A Manhattan comedy of manners with a melancholy undertow.
The vagaries of parking in New York City figure prominently in Quindlen’s ninth novel, which begins with a moment of parking karma: Charlie Nolan has just scored a permanent spot in the small outdoor lot on his Upper West Side block. Charlie, an investment banker, and his wife, Nora, who runs a jewelry museum, live in a town house surrounded by other town houses owned by affluent types much like themselves; the only blight on the block is a single-room-occupancy building. The Nolans have been married for almost 25 years—not unhappily, not quite serenely—and are parents of college-age twins. Nothing much happens in the first 100 pages or so, but the author’s amusing digressions—on dogs, rats, parking tickets, housing prices, and other city obsessions—keep things moving. Then a violent act shatters the calm on the Nolans’ block: Hot-tempered Jack Fisk, partner in a white-shoe law firm, takes a golf club to mild-mannered Ricky Ramos, the neighborhood handyman, who’s had the temerity to block the entrance to the parking lot with his van. And simmering issues of race and class boil over. (Earlier, when Nora visits Ricky at his home in the Bronx—getting lost, of course, on the way—there’s a whiff of Bonfire of the Vanities.) The golf-club incident also has consequences for the Nolan family. The title of the book, it turns out, doesn’t just refer to parking. Quindlen’s sendup of entitled Manhattanites is fun but familiar. And though the author has been justly praised for her richly imagined female characters, Nora can seem more a type than a full-bodied woman.

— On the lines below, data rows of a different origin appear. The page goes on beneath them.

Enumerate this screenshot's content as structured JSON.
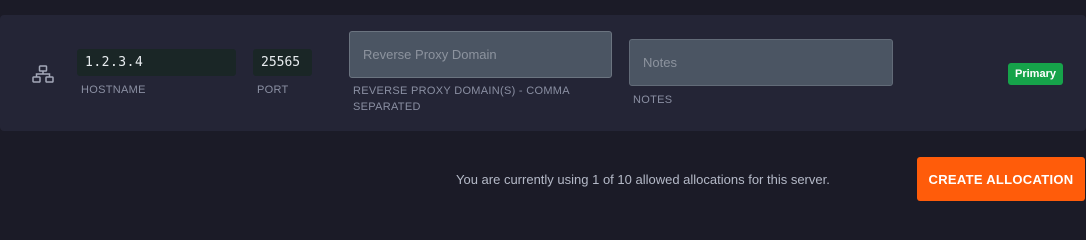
{
  "allocation": {
    "icon": "network-icon",
    "hostname_value": "1.2.3.4",
    "hostname_label": "HOSTNAME",
    "port_value": "25565",
    "port_label": "PORT",
    "proxy_placeholder": "Reverse Proxy Domain",
    "proxy_value": "",
    "proxy_label": "REVERSE PROXY DOMAIN(S) - COMMA SEPARATED",
    "notes_placeholder": "Notes",
    "notes_value": "",
    "notes_label": "NOTES",
    "primary_badge": "Primary"
  },
  "footer": {
    "usage_text": "You are currently using 1 of 10 allowed allocations for this server.",
    "create_button_label": "CREATE ALLOCATION"
  },
  "colors": {
    "background": "#1b1b27",
    "row_background": "#242536",
    "primary_badge": "#16a34a",
    "create_button": "#ff5c0a"
  }
}
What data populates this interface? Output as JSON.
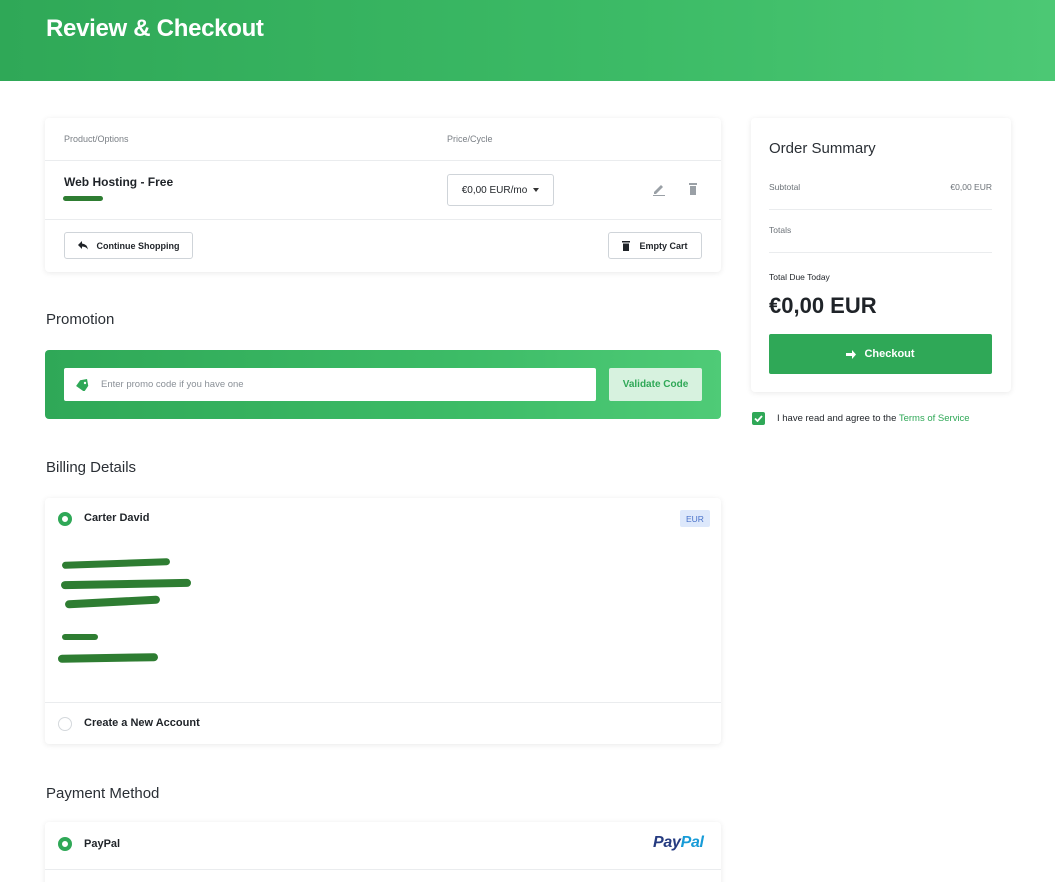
{
  "header": {
    "title": "Review & Checkout"
  },
  "cart": {
    "col_product": "Product/Options",
    "col_price": "Price/Cycle",
    "items": [
      {
        "name": "Web Hosting - Free",
        "price_cycle": "€0,00 EUR/mo"
      }
    ],
    "continue_label": "Continue Shopping",
    "empty_label": "Empty Cart"
  },
  "promotion": {
    "title": "Promotion",
    "placeholder": "Enter promo code if you have one",
    "validate_label": "Validate Code"
  },
  "billing": {
    "title": "Billing Details",
    "account_name": "Carter David",
    "currency_badge": "EUR",
    "new_account_label": "Create a New Account"
  },
  "payment": {
    "title": "Payment Method",
    "method_label": "PayPal",
    "logo_pay": "Pay",
    "logo_pal": "Pal"
  },
  "summary": {
    "title": "Order Summary",
    "subtotal_label": "Subtotal",
    "subtotal_value": "€0,00 EUR",
    "totals_label": "Totals",
    "due_label": "Total Due Today",
    "due_amount": "€0,00 EUR",
    "checkout_label": "Checkout"
  },
  "tos": {
    "text": "I have read and agree to the",
    "link": "Terms of Service",
    "checked": true
  },
  "colors": {
    "accent": "#2fa857",
    "redaction": "#2e7d32"
  },
  "icons": {
    "edit": "pencil-icon",
    "delete": "trash-icon",
    "continue": "arrow-back-icon",
    "empty": "trash-icon",
    "promo": "tag-icon",
    "checkout": "arrow-right-icon",
    "tos": "check-icon"
  }
}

There’s insight here—about the precariousness of even the most stable-seeming marriages—and some charm, but the novel is not on a par with Quindlen’s best.